• [TASK DIRECTIONS]:
Match on the string "value" in the entries below and return every matching line.

__________________________________________________

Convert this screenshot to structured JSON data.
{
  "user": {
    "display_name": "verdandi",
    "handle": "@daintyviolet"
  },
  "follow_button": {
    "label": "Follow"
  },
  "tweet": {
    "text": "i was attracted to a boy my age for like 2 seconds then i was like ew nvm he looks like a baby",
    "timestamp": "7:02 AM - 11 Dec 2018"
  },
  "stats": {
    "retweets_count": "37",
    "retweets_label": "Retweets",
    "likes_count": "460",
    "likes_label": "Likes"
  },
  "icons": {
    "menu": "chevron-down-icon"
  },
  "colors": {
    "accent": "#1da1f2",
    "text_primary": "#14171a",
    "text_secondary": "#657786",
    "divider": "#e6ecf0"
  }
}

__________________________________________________

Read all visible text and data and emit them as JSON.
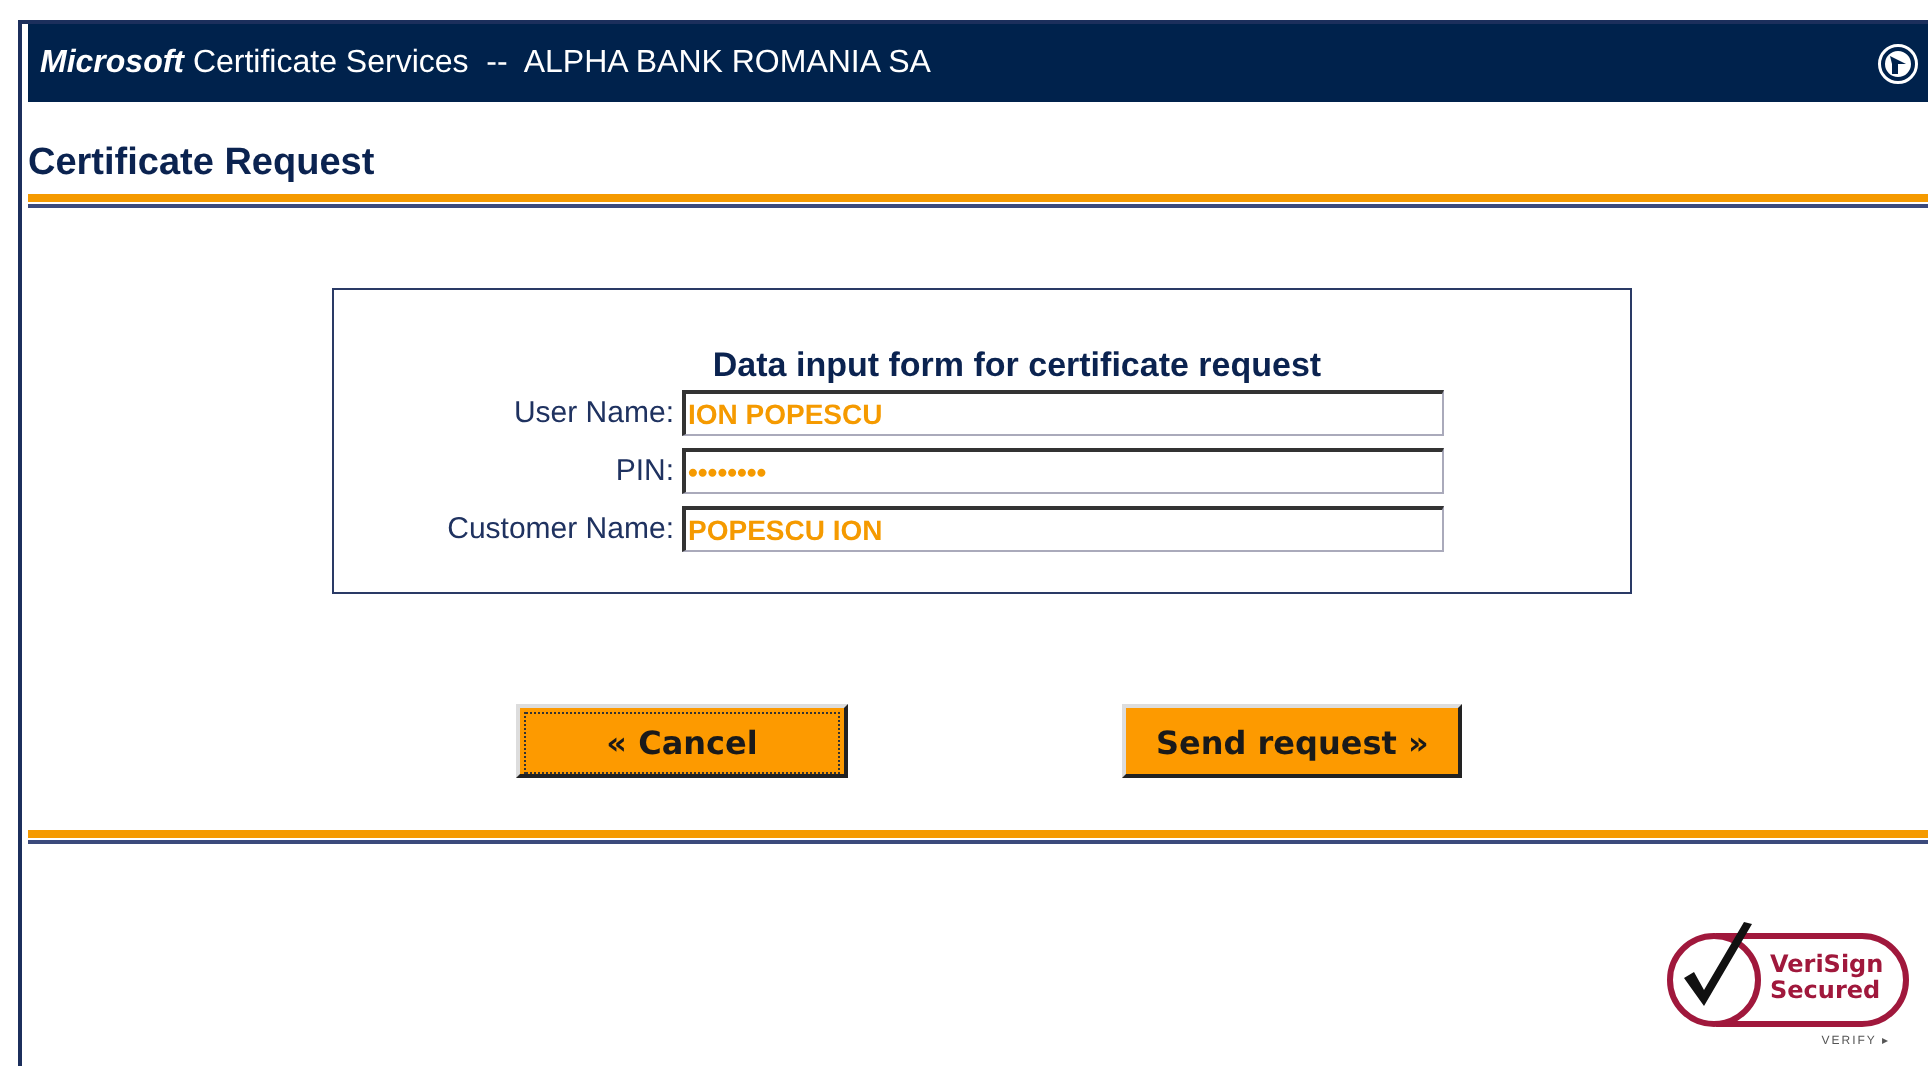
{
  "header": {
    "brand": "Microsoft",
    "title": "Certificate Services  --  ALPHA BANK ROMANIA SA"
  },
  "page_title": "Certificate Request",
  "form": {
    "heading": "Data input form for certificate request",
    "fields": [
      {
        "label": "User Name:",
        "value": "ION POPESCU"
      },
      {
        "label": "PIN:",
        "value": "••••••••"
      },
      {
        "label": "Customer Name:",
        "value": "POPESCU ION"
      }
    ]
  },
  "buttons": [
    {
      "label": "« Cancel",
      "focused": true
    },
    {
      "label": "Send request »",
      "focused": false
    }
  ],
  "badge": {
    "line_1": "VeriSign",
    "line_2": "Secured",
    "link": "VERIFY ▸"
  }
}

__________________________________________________

• [EXERCISE RESULT]:
        "value": "ION POPESCU"
        "value": "••••••••"
        "value": "POPESCU ION"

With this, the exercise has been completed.